Taking a break writing, now.  I need to get my ass in gear writing, though.  I'm all the way up to Cold Mountain....

Thursday, September 11, 2014


The reason we were attacked, the reason these people are dead....they weren't doing anything wrong, they were living their lives, they were going to work, they were traveling, they were doing what they normally do.  As I understand it, and my understanding of this is vague at best, another smaller group of people stole some airplanes and crashed them into buildings.  We're told they were zealots fueled by religious fervor...religious fervor.  And if you live to be a thousand years old, will that make any sense to you? Will that make any God damn sense?  ---David Letterman

Tuesday, September 02, 2014

I (might) have the Kingslayer blood in me....

A bit of cross posting....this was a review of Susan Fern's The Man Who Killed Richard III over on Goodreads.com.

When I heard about the discovery of Richard III's remains under a parking lot, I thought it was an interesting story, but didn't give it a great deal of thought.

Then, earlier this year, after reading John Ehle's Trail of Tears, I started digging around my own family history. My maternal grandmother's family, the Reece Family, had the same name as a chief mentioned in Ehle's work. My Mom had a family history she'd worked on, but had run into a couple roadblocks which led to gaps into our knowledge.

Well, I joined up on ancestry.com. Played around. A lot of fine work has been done, and to those people, I owe a tremendous debt.  I discovered that my line of the Reece/Reese family wasn't descended from the chief mentioned in Trail of Tears. We may have been related, but I didn't come from him, at any rate. My Reece/Reese family game to Polk County, Tennessee by way of Georgia, North Carolina, Virginia and, as far back as I can see, Wales.

(Let me add here....working on ancestry.com is a mixed bag...there's a lot of good work done there, but there are also places where there's a leap of faith being made based on family tree info, rather than there being a concrete paper trail, and along a couple of other family lines, there are places where the math just doesn't work.  So, you have to be careful.  I take it with a grain of salt, and it might not be wise to take it as gospel.  That said, the work done along the Reece/Reese/Rhys line seems solid, and has multiple sources).

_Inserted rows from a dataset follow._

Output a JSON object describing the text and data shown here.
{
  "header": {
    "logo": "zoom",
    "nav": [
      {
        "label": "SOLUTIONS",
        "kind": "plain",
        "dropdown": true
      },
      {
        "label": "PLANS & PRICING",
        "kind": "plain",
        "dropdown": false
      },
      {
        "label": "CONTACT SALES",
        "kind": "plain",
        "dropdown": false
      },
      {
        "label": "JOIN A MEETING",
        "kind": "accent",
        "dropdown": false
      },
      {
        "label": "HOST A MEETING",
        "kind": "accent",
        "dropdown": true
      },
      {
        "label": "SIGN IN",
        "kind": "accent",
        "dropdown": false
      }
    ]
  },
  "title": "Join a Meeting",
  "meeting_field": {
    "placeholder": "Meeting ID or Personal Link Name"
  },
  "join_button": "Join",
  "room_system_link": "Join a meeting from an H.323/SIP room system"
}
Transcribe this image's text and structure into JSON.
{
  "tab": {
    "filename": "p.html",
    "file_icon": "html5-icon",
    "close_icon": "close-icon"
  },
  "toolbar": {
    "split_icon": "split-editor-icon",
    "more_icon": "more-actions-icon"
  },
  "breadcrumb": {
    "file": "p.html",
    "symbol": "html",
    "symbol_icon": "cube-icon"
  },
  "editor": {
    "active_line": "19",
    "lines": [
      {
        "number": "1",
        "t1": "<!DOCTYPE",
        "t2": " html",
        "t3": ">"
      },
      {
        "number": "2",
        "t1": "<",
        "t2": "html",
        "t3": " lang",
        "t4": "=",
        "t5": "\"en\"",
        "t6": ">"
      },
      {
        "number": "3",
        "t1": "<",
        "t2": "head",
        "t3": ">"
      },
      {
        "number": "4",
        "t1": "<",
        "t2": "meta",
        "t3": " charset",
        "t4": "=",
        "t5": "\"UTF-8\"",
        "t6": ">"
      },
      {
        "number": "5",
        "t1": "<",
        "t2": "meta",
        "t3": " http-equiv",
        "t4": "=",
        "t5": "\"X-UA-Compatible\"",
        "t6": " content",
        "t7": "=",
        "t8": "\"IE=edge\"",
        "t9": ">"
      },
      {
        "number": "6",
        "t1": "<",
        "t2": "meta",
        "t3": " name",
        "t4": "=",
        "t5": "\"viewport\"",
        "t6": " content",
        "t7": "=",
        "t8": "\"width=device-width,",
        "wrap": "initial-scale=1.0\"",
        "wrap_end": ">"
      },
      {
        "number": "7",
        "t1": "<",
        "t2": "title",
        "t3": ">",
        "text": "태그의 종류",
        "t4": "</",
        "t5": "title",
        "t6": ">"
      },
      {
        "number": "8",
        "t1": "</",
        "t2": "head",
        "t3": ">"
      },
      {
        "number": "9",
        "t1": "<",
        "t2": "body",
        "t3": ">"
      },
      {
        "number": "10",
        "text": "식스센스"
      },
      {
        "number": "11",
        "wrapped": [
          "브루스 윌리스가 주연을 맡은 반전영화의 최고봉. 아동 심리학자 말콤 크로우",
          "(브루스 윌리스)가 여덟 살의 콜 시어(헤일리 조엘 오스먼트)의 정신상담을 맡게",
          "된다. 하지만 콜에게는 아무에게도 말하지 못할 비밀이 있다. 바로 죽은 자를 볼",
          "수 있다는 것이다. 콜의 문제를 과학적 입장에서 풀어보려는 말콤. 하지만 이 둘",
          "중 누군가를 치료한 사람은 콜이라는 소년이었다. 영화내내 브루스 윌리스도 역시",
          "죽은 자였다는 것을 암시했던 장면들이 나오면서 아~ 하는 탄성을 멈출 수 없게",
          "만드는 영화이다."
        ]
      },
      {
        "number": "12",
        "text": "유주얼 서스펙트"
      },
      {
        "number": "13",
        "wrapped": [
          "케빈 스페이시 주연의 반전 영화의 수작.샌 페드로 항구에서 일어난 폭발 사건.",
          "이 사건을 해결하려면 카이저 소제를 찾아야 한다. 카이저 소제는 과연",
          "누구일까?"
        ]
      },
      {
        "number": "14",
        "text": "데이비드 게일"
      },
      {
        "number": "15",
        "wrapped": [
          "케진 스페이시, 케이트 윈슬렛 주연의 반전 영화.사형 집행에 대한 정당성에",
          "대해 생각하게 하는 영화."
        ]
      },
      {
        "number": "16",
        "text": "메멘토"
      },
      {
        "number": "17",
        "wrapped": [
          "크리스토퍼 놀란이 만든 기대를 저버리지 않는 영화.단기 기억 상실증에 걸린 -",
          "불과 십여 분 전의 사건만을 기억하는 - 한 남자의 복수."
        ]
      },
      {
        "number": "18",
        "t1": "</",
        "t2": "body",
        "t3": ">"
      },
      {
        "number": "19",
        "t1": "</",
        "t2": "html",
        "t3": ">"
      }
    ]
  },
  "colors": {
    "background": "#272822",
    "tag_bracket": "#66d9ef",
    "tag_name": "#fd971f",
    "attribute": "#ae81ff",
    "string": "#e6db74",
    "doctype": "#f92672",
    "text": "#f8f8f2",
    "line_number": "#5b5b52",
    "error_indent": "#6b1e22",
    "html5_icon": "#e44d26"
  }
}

I went digging to see how far back I could go. I was impressed with the work of folks on the other side of the pond, who'd traced the family history back until before the year 1200. In my zeal to see just how far back the family name went, I didn't preform my due diligence to see just who these grandfathers were.

I'll admit to getting sidetracked by finding out that another great (x13) grandfather was the man who founded Pennsylvania.

It wasn't until early in August that I started reading to see who exactly these people were.

Well, Rhys ap Thomas is my great (x19) grandfather. And this book tells his story, as well as presenting evidence that he was the man who slew King Richard III. Interesting work, including Rhys's place in the reign of Henry VII, and his family's role in the life and reign of Henry VIII.  

The book itself is a quick, dry read with a lot of information packed within. I'll be going back to it in the future....